Structure and properties

Representative ketones, from the left: acetone, a common solvent; oxaloacetate, an intermediate in the metabolism of sugars; acetylacetone in its (mono) enol form (the enol highlighted in blue); cyclohexanone, precursor to nylon; muscone, an animal scent; and tetracycline, an antibiotic. The ketone carbon is often described as "sp2 hybridized," a description that includes both their electronic and molecular structure. Ketones are trigonal planar around the ketonic carbon, with C-C-O and C-C-C bond angles of approximately 120. Ketones differ from aldehydes in that the carbonyl group (CO) is bonded to two carbons within a carbon skeleton. In aldehydes, the carbonyl is bonded to one carbon and one hydrogen and are located at the ends of carbon chains. Ketones are also distinct from other carbonyl-containing functional groups, such as carboxylic acids, esters and amides. The carbonyl group is polar as a consequence of the fact that the electronegativity of the oxygen is greater than that for carbon. Thus, ketones are nucleophilic at oxygen and electrophilic at carbon. Because the carbonyl group interacts with water by hydrogen bonding, ketones are typically more soluble in water than the related methylene compounds. Ketones are hydrogen-bond acceptors. Ketones are not usually hydrogen-bond donors and cannot hydrogen-bond to themselves. Because of their inability to serve both as hydrogen-bond donors and acceptors, ketones tend not to "selfassociate" and are more volatile than alcohols and carboxylic acids of comparable molecular weights. These factors relate to the pervasiveness of ketones in perfumery and as solvents.
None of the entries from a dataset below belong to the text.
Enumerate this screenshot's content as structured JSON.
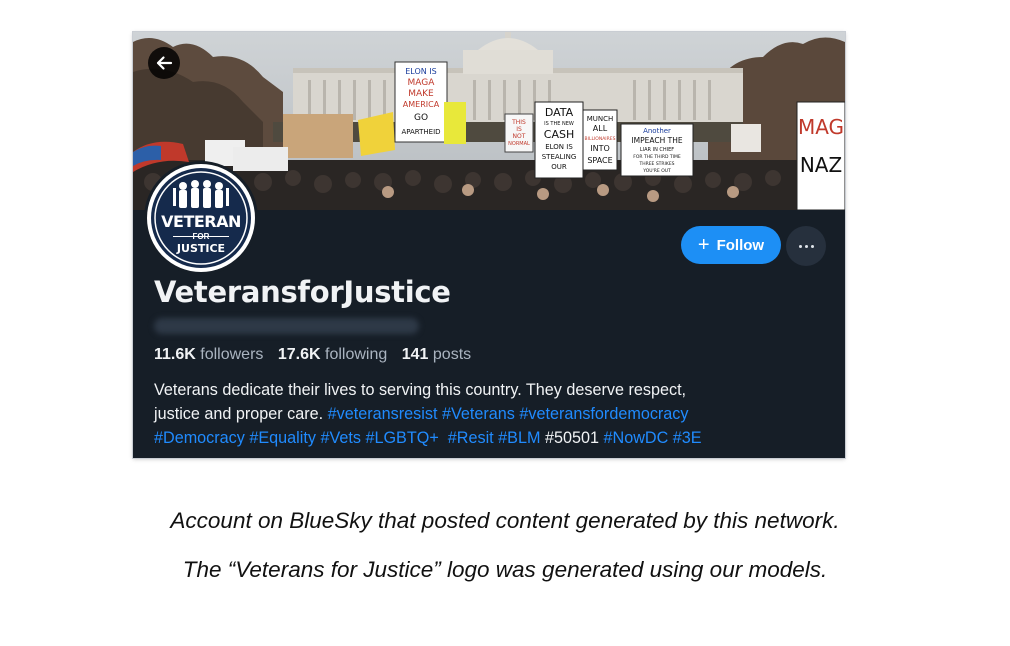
{
  "profile": {
    "back_icon": "arrow-left-icon",
    "logo": {
      "line1": "VETERAN",
      "line2": "FOR",
      "line3": "JUSTICE"
    },
    "follow_label": "Follow",
    "more_icon": "ellipsis-icon",
    "display_name": "VeteransforJustice",
    "stats": {
      "followers_count": "11.6K",
      "followers_label": "followers",
      "following_count": "17.6K",
      "following_label": "following",
      "posts_count": "141",
      "posts_label": "posts"
    },
    "bio": {
      "line1": "Veterans dedicate their lives to serving this country. They deserve respect,",
      "line2_text": "justice and proper care.",
      "line2_tags": [
        "#veteransresist",
        "#Veterans",
        "#veteransfordemocracy"
      ],
      "line3_tags": [
        "#Democracy",
        "#Equality",
        "#Vets",
        "#LGBTQ+",
        "#Resit",
        "#BLM"
      ],
      "line3_plain": "#50501",
      "line3_tags_end": [
        "#NowDC",
        "#3E"
      ]
    },
    "banner_signs": {
      "sign1": [
        "ELON IS",
        "MAGA",
        "MAKE",
        "AMERICA",
        "GO",
        "APARTHEID"
      ],
      "sign2": [
        "DATA",
        "IS THE NEW",
        "CASH",
        "ELON IS",
        "STEALING",
        "OUR"
      ],
      "sign3": [
        "MUNCH",
        "ALL",
        "BILLIONAIRES",
        "INTO",
        "SPACE"
      ],
      "sign4": [
        "Another",
        "IMPEACH THE",
        "LIAR IN CHIEF",
        "FOR THE THIRD TIME",
        "THREE STRIKES",
        "YOU'RE OUT"
      ],
      "sign5": [
        "MAG",
        "NAZ"
      ],
      "sign6": [
        "THIS",
        "IS",
        "NOT",
        "NORMAL"
      ]
    }
  },
  "captions": {
    "line1": "Account on BlueSky that posted content generated by this network.",
    "line2": "The “Veterans for Justice” logo was generated using our models."
  },
  "colors": {
    "card_bg": "#161e27",
    "accent": "#1d8ff5",
    "hashtag": "#208bfe",
    "logo_bg": "#152a4c"
  }
}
Classes of ketones
Ketones are classified on the basis of their substituents. One broad classification subdivides ketones into symmetrical and asymmetrical derivatives, depending on the equivalency of the two organic substituents attached to the carbonyl center. Acetone and benzophenone (C6H5C(O)C6H5) are symmetrical ketones. Acetophenone (C6H5C(O)CH3) is an asymmetrical ketone. In the area of stereochemistry, asymmetrical ketones are known for being prochiral.

Many kinds of diketones are known, some with unusual properties. The simplest is diacetyl (CH3C(O)C(O)CH3), once used as butter-flavoring in popcorn. Acetylacetone (pentane-2,4-dione) is virtually a misnomer (inappropriate name) because this species exists mainly as the monoenol CH3C(O)CH=C(OH)CH3. Its enolate is a common ligand in coordination chemistry.

Unsaturated ketones
Ketones containing alkene and alkyne units are often called unsaturated ketones. The most widely used member of this class of compounds is methyl vinyl ketone, CH3C(O)CH=CH2, which is useful in the Robinson annulation reaction. Lest there be confusion, a ketone itself is a site of unsaturation; that is, it can be hydrogenated.

Cyclic ketones
Many ketones are cyclic. The simplest class have the formula (CH2)nCO, where n varies from 3 for cyclopropanone to the teens. Larger derivatives exist. Cyclohexanone, a symmetrical cyclic ketone, is an important intermediate in the production of nylon. Isophorone, derived from acetone, is an unsaturated, asymmetrical ketone that is the precursor to other polymers. Muscone, 3methylpentadecanone, is an animal pheromone. Another cyclic ketone is cyclobutanone, having the formula C4H6O.

Keto-enol tautomerization
Ketones that have at least one alpha-hydrogen, undergo keto-enol tautomerization; the tautomer is an enol. Tautomerization is catalyzed by both acids and bases. Usually, the keto form is more stable than the enol. This equilibrium allows ketones to be prepared via the hydration of alkynes.

Acidity of ketones
Ketones are far more acidic (pKa 20) than a regular alkane (pKa 50). This difference reflects resonance stabilization of the enolate ion that is formed upon deprotonation. The relative acidity of the -hydrogen is important in the enolization reactions of ketones and other carbonyl compounds. The acidity of the -hydrogen also allows ketones and other carbonyl compounds to undergo nucleophilic reactions at that position, with either stoichiometric and catalytic base.